== Data provided ==

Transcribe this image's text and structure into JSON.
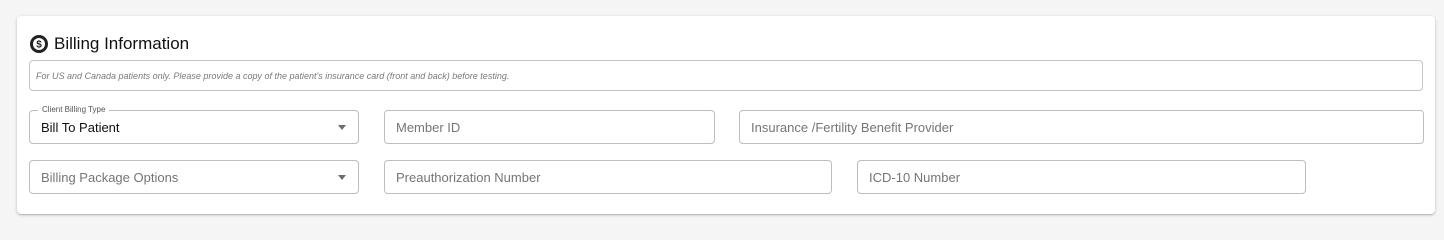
{
  "section": {
    "title": "Billing Information",
    "icon": "dollar-circle-icon",
    "note": "For US and Canada patients only. Please provide a copy of the patient's insurance card (front and back) before testing."
  },
  "fields": {
    "client_billing_type": {
      "label": "Client Billing Type",
      "value": "Bill To Patient"
    },
    "member_id": {
      "placeholder": "Member ID"
    },
    "insurance_provider": {
      "placeholder": "Insurance /Fertility Benefit Provider"
    },
    "billing_package": {
      "placeholder": "Billing Package Options"
    },
    "preauthorization": {
      "placeholder": "Preauthorization Number"
    },
    "icd10": {
      "placeholder": "ICD-10 Number"
    }
  }
}
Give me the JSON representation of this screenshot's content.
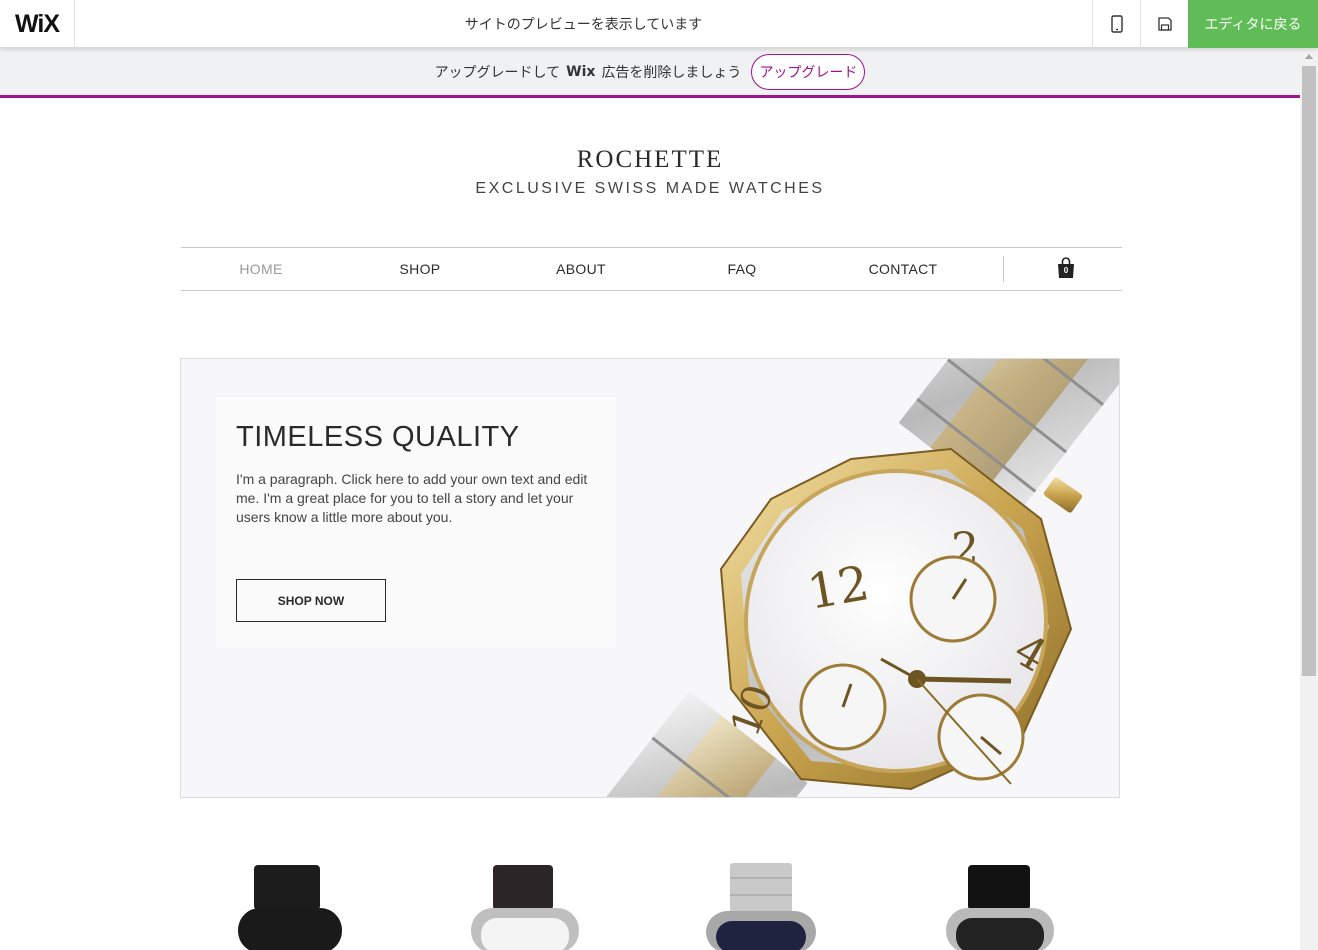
{
  "wix_bar": {
    "logo": "WiX",
    "preview_message": "サイトのプレビューを表示しています",
    "mobile_icon": "mobile-phone-icon",
    "save_icon": "floppy-disk-icon",
    "back_to_editor": "エディタに戻る"
  },
  "upgrade_banner": {
    "text_before": "アップグレードして",
    "wix_word": "Wix",
    "text_after": "広告を削除しましょう",
    "button": "アップグレード",
    "accent_color": "#a0138e"
  },
  "site": {
    "brand_name": "ROCHETTE",
    "tagline": "EXCLUSIVE SWISS MADE WATCHES",
    "nav": [
      {
        "label": "HOME",
        "active": true
      },
      {
        "label": "SHOP",
        "active": false
      },
      {
        "label": "ABOUT",
        "active": false
      },
      {
        "label": "FAQ",
        "active": false
      },
      {
        "label": "CONTACT",
        "active": false
      }
    ],
    "cart": {
      "icon": "shopping-bag-icon",
      "count": "0"
    },
    "hero": {
      "title": "TIMELESS QUALITY",
      "paragraph": "I'm a paragraph. Click here to add your own text and edit me. I'm a great place for you to tell a story and let your users know a little more about you.",
      "button": "SHOP NOW"
    },
    "products": [
      {
        "name": "product-watch-black-strap"
      },
      {
        "name": "product-watch-brown-leather"
      },
      {
        "name": "product-watch-steel-bracelet"
      },
      {
        "name": "product-watch-black-leather"
      }
    ]
  },
  "colors": {
    "editor_button": "#60bc57",
    "upgrade_accent": "#a0138e"
  }
}
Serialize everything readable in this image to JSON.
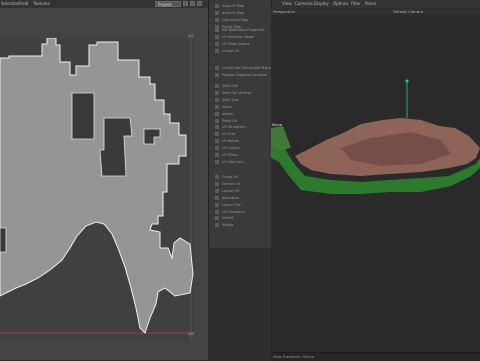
{
  "top_menu": {
    "left": [
      "Selection",
      "Field",
      "Textures"
    ],
    "right": [
      "View",
      "Cameras",
      "Display",
      "Options",
      "Filter",
      "Panel"
    ]
  },
  "uv_editor": {
    "mode_dropdown": "Project",
    "axis_top": "1.0",
    "axis_bottom": "1.0",
    "island_color": "#959595",
    "outline_color": "#f0f0f0"
  },
  "tool_panel": {
    "groups": [
      [
        "Auto UV Map",
        "Auto UV Map",
        "Cylindrical Map",
        "Planar Map"
      ],
      [
        "Set Wireframe Properties",
        "UV Selection Mode",
        "UV Show Seams",
        "Unfold UV"
      ],
      [
        "Unfold Use Triangulate Mapping",
        "Polygon Mapping Cameras"
      ],
      [
        "Shell Edit",
        "Shell Flip Vertical",
        "Shell Sew",
        "Stitch",
        "Attach",
        "Relax UV",
        "UV Straighten",
        "UV Grid",
        "UV Rotate",
        "UV Layout",
        "UV Mirror",
        "UV Map Sort"
      ],
      [
        "Group UV",
        "Extract UV",
        "Layout UV",
        "Normalize",
        "Layout Tile",
        "UV Transform",
        "Unfold",
        "Rotate"
      ]
    ]
  },
  "viewport": {
    "label_left": "Perspective",
    "label_right": "Default Camera",
    "side_label": "Move",
    "status_text": "View Transform: Scene",
    "terrain_colors": [
      "#9b6b5e",
      "#6f4a44",
      "#3f7a3a",
      "#1f6b1f"
    ]
  }
}
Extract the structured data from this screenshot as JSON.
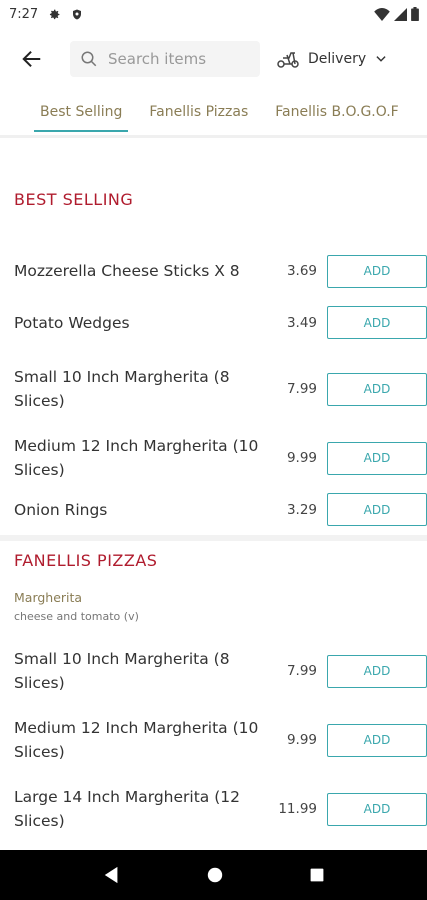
{
  "status": {
    "time": "7:27"
  },
  "search": {
    "placeholder": "Search items"
  },
  "delivery": {
    "label": "Delivery"
  },
  "tabs": [
    {
      "label": "Best Selling"
    },
    {
      "label": "Fanellis Pizzas"
    },
    {
      "label": "Fanellis B.O.G.O.F"
    }
  ],
  "best_selling": {
    "title": "BEST SELLING",
    "items": [
      {
        "name": "Mozzerella Cheese Sticks X 8",
        "price": "3.69",
        "add": "ADD"
      },
      {
        "name": "Potato Wedges",
        "price": "3.49",
        "add": "ADD"
      },
      {
        "name": "Small 10 Inch Margherita (8 Slices)",
        "price": "7.99",
        "add": "ADD"
      },
      {
        "name": "Medium 12 Inch Margherita (10 Slices)",
        "price": "9.99",
        "add": "ADD"
      },
      {
        "name": "Onion Rings",
        "price": "3.29",
        "add": "ADD"
      }
    ]
  },
  "fanellis_pizzas": {
    "title": "FANELLIS PIZZAS",
    "subtitle": "Margherita",
    "description": "cheese and tomato (v)",
    "items": [
      {
        "name": "Small 10 Inch Margherita (8 Slices)",
        "price": "7.99",
        "add": "ADD"
      },
      {
        "name": "Medium 12 Inch Margherita (10 Slices)",
        "price": "9.99",
        "add": "ADD"
      },
      {
        "name": "Large 14 Inch Margherita (12 Slices)",
        "price": "11.99",
        "add": "ADD"
      }
    ]
  }
}
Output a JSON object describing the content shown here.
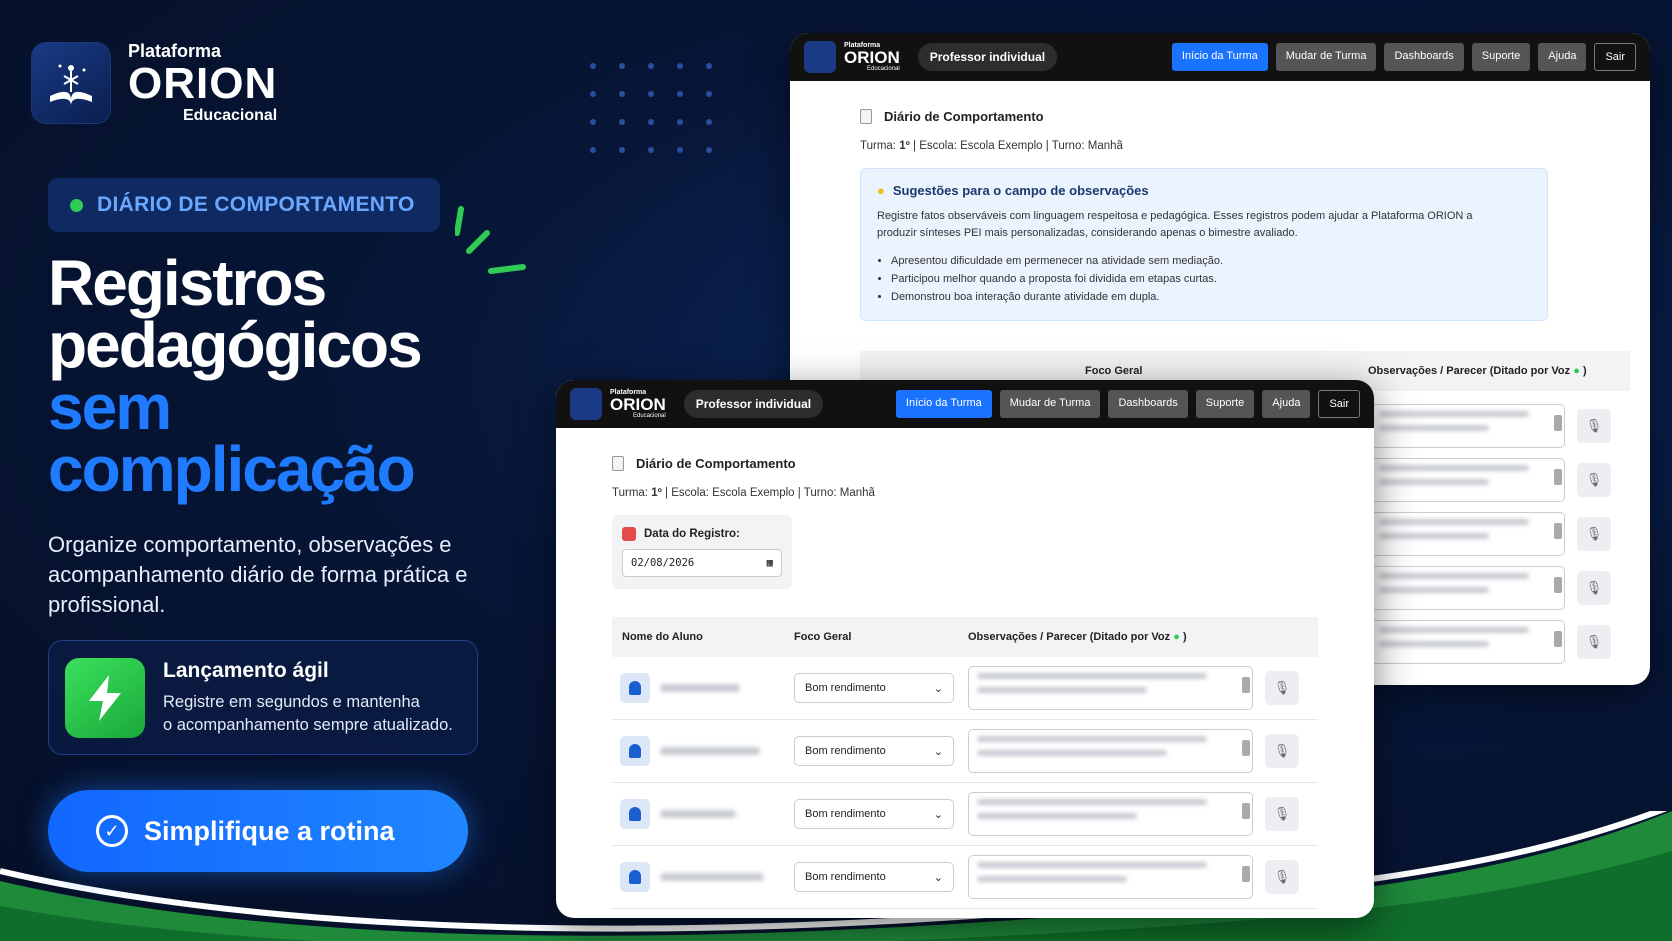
{
  "brand": {
    "line1": "Plataforma",
    "line2": "ORION",
    "line3": "Educacional"
  },
  "badge": "DIÁRIO DE COMPORTAMENTO",
  "headline": {
    "line1": "Registros",
    "line2": "pedagógicos",
    "line3": "sem",
    "line4": "complicação"
  },
  "description": "Organize comportamento, observações e acompanhamento diário de forma prática e profissional.",
  "feature": {
    "title": "Lançamento ágil",
    "line1": "Registre em segundos e mantenha",
    "line2": "o acompanhamento sempre atualizado."
  },
  "cta": "Simplifique a rotina",
  "colors": {
    "accent": "#1f7bff",
    "green": "#2ecc55",
    "bg": "#071637"
  },
  "app": {
    "logo": {
      "small": "Plataforma",
      "name": "ORION",
      "sub": "Educacional"
    },
    "profile": "Professor individual",
    "nav": [
      "Início da Turma",
      "Mudar de Turma",
      "Dashboards",
      "Suporte",
      "Ajuda",
      "Sair"
    ],
    "title": "Diário de Comportamento",
    "class_label": "Turma:",
    "class_value": "1º",
    "school_info": "| Escola: Escola Exemplo | Turno: Manhã",
    "suggestions": {
      "title": "Sugestões para o campo de observações",
      "text": "Registre fatos observáveis com linguagem respeitosa e pedagógica. Esses registros podem ajudar a Plataforma ORION a produzir sínteses PEI mais personalizadas, considerando apenas o bimestre avaliado.",
      "items": [
        "Apresentou dificuldade em permenecer na atividade sem mediação.",
        "Participou melhor quando a proposta foi dividida em etapas curtas.",
        "Demonstrou boa interação durante atividade em dupla."
      ]
    },
    "date_label": "Data do Registro:",
    "date_value": "02/08/2026",
    "columns": {
      "name": "Nome do Aluno",
      "focus": "Foco Geral",
      "obs": "Observações / Parecer (Ditado por Voz",
      "obs_end": ")"
    },
    "focus_value": "Bom rendimento"
  }
}
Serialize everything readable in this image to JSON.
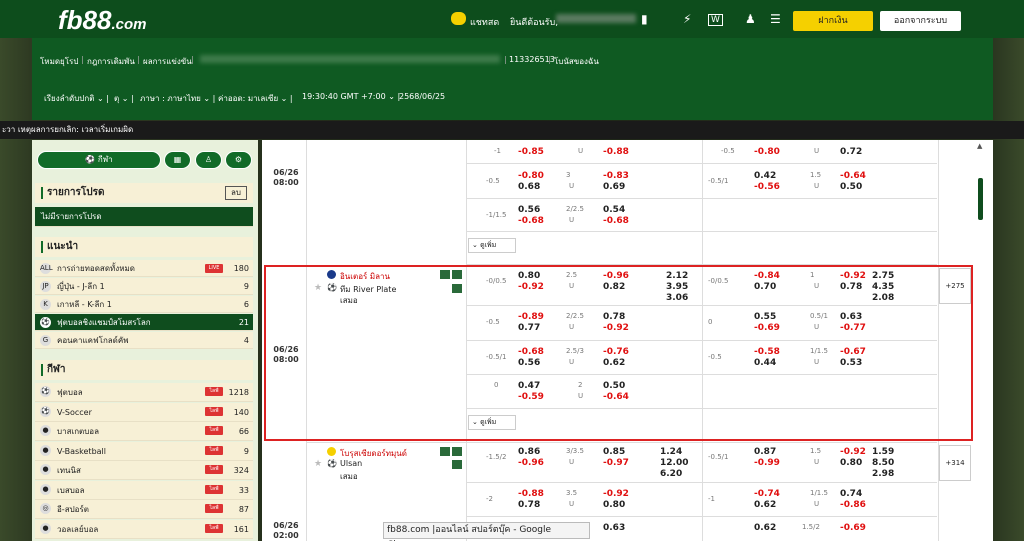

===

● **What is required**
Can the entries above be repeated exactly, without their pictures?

● **Exercise solution**
Transcribe this image's text and structure into JSON.
{
  "section": {
    "title": "Billing Information",
    "icon": "dollar-circle-icon",
    "note": "For US and Canada patients only. Please provide a copy of the patient's insurance card (front and back) before testing."
  },
  "fields": {
    "client_billing_type": {
      "label": "Client Billing Type",
      "value": "Bill To Patient"
    },
    "member_id": {
      "placeholder": "Member ID"
    },
    "insurance_provider": {
      "placeholder": "Insurance /Fertility Benefit Provider"
    },
    "billing_package": {
      "placeholder": "Billing Package Options"
    },
    "preauthorization": {
      "placeholder": "Preauthorization Number"
    },
    "icd10": {
      "placeholder": "ICD-10 Number"
    }
  }
}
Give me the JSON representation of this screenshot's content.
{
  "wix_bar": {
    "logo": "WiX",
    "preview_message": "サイトのプレビューを表示しています",
    "mobile_icon": "mobile-phone-icon",
    "save_icon": "floppy-disk-icon",
    "back_to_editor": "エディタに戻る"
  },
  "upgrade_banner": {
    "text_before": "アップグレードして",
    "wix_word": "Wix",
    "text_after": "広告を削除しましょう",
    "button": "アップグレード",
    "accent_color": "#a0138e"
  },
  "site": {
    "brand_name": "ROCHETTE",
    "tagline": "EXCLUSIVE SWISS MADE WATCHES",
    "nav": [
      {
        "label": "HOME",
        "active": true
      },
      {
        "label": "SHOP",
        "active": false
      },
      {
        "label": "ABOUT",
        "active": false
      },
      {
        "label": "FAQ",
        "active": false
      },
      {
        "label": "CONTACT",
        "active": false
      }
    ],
    "cart": {
      "icon": "shopping-bag-icon",
      "count": "0"
    },
    "hero": {
      "title": "TIMELESS QUALITY",
      "paragraph": "I'm a paragraph. Click here to add your own text and edit me. I'm a great place for you to tell a story and let your users know a little more about you.",
      "button": "SHOP NOW"
    },
    "products": [
      {
        "name": "product-watch-black-strap"
      },
      {
        "name": "product-watch-brown-leather"
      },
      {
        "name": "product-watch-steel-bracelet"
      },
      {
        "name": "product-watch-black-leather"
      }
    ]
  },
  "colors": {
    "editor_button": "#60bc57",
    "upgrade_accent": "#a0138e"
  }
}
Serialize everything readable in this image to JSON.
{
  "top_menu": {
    "left": [
      "Selection",
      "Field",
      "Textures"
    ],
    "right": [
      "View",
      "Cameras",
      "Display",
      "Options",
      "Filter",
      "Panel"
    ]
  },
  "uv_editor": {
    "mode_dropdown": "Project",
    "axis_top": "1.0",
    "axis_bottom": "1.0",
    "island_color": "#959595",
    "outline_color": "#f0f0f0"
  },
  "tool_panel": {
    "groups": [
      [
        "Auto UV Map",
        "Auto UV Map",
        "Cylindrical Map",
        "Planar Map"
      ],
      [
        "Set Wireframe Properties",
        "UV Selection Mode",
        "UV Show Seams",
        "Unfold UV"
      ],
      [
        "Unfold Use Triangulate Mapping",
        "Polygon Mapping Cameras"
      ],
      [
        "Shell Edit",
        "Shell Flip Vertical",
        "Shell Sew",
        "Stitch",
        "Attach",
        "Relax UV",
        "UV Straighten",
        "UV Grid",
        "UV Rotate",
        "UV Layout",
        "UV Mirror",
        "UV Map Sort"
      ],
      [
        "Group UV",
        "Extract UV",
        "Layout UV",
        "Normalize",
        "Layout Tile",
        "UV Transform",
        "Unfold",
        "Rotate"
      ]
    ]
  },
  "viewport": {
    "label_left": "Perspective",
    "label_right": "Default Camera",
    "side_label": "Move",
    "status_text": "View Transform: Scene",
    "terrain_colors": [
      "#9b6b5e",
      "#6f4a44",
      "#3f7a3a",
      "#1f6b1f"
    ]
  }
}
Extract the structured data from this screenshot as JSON.
{
  "status": {
    "time": "7:27"
  },
  "search": {
    "placeholder": "Search items"
  },
  "delivery": {
    "label": "Delivery"
  },
  "tabs": [
    {
      "label": "Best Selling"
    },
    {
      "label": "Fanellis Pizzas"
    },
    {
      "label": "Fanellis B.O.G.O.F"
    }
  ],
  "best_selling": {
    "title": "BEST SELLING",
    "items": [
      {
        "name": "Mozzerella Cheese Sticks X 8",
        "price": "3.69",
        "add": "ADD"
      },
      {
        "name": "Potato Wedges",
        "price": "3.49",
        "add": "ADD"
      },
      {
        "name": "Small 10 Inch Margherita (8 Slices)",
        "price": "7.99",
        "add": "ADD"
      },
      {
        "name": "Medium 12 Inch Margherita (10 Slices)",
        "price": "9.99",
        "add": "ADD"
      },
      {
        "name": "Onion Rings",
        "price": "3.29",
        "add": "ADD"
      }
    ]
  },
  "fanellis_pizzas": {
    "title": "FANELLIS PIZZAS",
    "subtitle": "Margherita",
    "description": "cheese and tomato (v)",
    "items": [
      {
        "name": "Small 10 Inch Margherita (8 Slices)",
        "price": "7.99",
        "add": "ADD"
      },
      {
        "name": "Medium 12 Inch Margherita (10 Slices)",
        "price": "9.99",
        "add": "ADD"
      },
      {
        "name": "Large 14 Inch Margherita (12 Slices)",
        "price": "11.99",
        "add": "ADD"
      }
    ]
  }
}
Output a JSON object describing the content shown here.
{
  "brand": {
    "line1": "Plataforma",
    "line2": "ORION",
    "line3": "Educacional"
  },
  "badge": "DIÁRIO DE COMPORTAMENTO",
  "headline": {
    "line1": "Registros",
    "line2": "pedagógicos",
    "line3": "sem",
    "line4": "complicação"
  },
  "description": "Organize comportamento, observações e acompanhamento diário de forma prática e profissional.",
  "feature": {
    "title": "Lançamento ágil",
    "line1": "Registre em segundos e mantenha",
    "line2": "o acompanhamento sempre atualizado."
  },
  "cta": "Simplifique a rotina",
  "colors": {
    "accent": "#1f7bff",
    "green": "#2ecc55",
    "bg": "#071637"
  },
  "app": {
    "logo": {
      "small": "Plataforma",
      "name": "ORION",
      "sub": "Educacional"
    },
    "profile": "Professor individual",
    "nav": [
      "Início da Turma",
      "Mudar de Turma",
      "Dashboards",
      "Suporte",
      "Ajuda",
      "Sair"
    ],
    "title": "Diário de Comportamento",
    "class_label": "Turma:",
    "class_value": "1º",
    "school_info": "| Escola: Escola Exemplo | Turno: Manhã",
    "suggestions": {
      "title": "Sugestões para o campo de observações",
      "text": "Registre fatos observáveis com linguagem respeitosa e pedagógica. Esses registros podem ajudar a Plataforma ORION a produzir sínteses PEI mais personalizadas, considerando apenas o bimestre avaliado.",
      "items": [
        "Apresentou dificuldade em permenecer na atividade sem mediação.",
        "Participou melhor quando a proposta foi dividida em etapas curtas.",
        "Demonstrou boa interação durante atividade em dupla."
      ]
    },
    "date_label": "Data do Registro:",
    "date_value": "02/08/2026",
    "columns": {
      "name": "Nome do Aluno",
      "focus": "Foco Geral",
      "obs": "Observações / Parecer (Ditado por Voz",
      "obs_end": ")"
    },
    "focus_value": "Bom rendimento"
  }
}
Serialize everything readable in this image to JSON.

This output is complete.